--- Problem to solve ---
Return each line of the entries that holds the string "Seismic".

== Provided records ==

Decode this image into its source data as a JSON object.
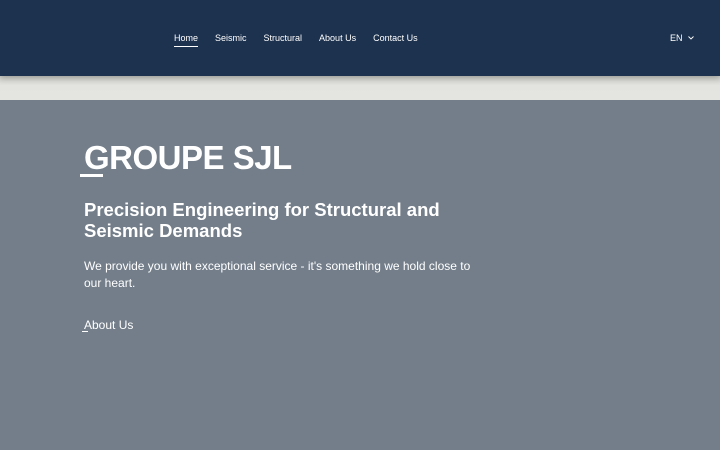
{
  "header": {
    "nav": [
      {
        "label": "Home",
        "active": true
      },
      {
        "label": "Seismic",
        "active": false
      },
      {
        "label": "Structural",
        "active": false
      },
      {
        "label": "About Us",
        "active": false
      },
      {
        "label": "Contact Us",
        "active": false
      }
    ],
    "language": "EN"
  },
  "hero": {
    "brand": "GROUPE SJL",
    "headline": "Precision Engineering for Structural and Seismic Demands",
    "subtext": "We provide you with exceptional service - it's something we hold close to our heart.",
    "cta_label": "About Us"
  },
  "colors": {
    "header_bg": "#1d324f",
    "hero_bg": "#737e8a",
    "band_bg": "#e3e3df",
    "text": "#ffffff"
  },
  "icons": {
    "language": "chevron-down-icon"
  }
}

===

--- Answer to this exercise ---
        "label": "Seismic",
    "headline": "Precision Engineering for Structural and Seismic Demands",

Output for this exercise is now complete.